# YOUR OBJECTIVE
If a line in the data below includes the string "JSON", please return a copy of it.

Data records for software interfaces
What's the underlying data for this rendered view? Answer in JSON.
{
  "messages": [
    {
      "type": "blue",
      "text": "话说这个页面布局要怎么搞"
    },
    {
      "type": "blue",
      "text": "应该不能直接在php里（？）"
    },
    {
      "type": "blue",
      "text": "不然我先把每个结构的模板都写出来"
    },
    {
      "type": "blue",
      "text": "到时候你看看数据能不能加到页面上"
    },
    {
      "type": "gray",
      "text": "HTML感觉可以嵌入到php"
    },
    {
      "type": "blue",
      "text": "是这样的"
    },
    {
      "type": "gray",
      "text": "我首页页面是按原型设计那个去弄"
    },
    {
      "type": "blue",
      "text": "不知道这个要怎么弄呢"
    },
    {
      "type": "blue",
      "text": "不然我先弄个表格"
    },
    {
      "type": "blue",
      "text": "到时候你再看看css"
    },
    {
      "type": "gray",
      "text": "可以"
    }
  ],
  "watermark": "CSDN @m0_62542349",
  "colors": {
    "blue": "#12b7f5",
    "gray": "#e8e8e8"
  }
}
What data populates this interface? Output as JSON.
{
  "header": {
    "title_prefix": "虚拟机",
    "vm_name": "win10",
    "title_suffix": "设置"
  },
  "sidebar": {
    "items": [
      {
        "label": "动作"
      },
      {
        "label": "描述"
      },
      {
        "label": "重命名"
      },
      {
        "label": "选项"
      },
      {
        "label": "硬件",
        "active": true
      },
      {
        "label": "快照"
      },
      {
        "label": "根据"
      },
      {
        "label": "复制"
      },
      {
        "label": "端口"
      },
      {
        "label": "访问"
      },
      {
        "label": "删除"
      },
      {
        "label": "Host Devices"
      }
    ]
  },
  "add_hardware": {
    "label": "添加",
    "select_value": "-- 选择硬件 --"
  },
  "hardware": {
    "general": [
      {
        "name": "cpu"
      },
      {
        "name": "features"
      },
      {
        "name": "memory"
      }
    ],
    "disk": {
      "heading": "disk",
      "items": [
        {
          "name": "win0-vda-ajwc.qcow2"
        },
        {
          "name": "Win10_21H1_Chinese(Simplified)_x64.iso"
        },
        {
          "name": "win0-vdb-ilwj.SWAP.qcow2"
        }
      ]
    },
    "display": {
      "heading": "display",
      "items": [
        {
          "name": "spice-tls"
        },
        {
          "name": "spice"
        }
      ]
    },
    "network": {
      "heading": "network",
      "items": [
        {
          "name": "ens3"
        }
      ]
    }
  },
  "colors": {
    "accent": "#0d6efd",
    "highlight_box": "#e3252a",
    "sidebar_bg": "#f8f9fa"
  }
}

# TASK RESULT
What's the underlying data for this rendered view? Answer in JSON.
What data populates this interface? Output as JSON.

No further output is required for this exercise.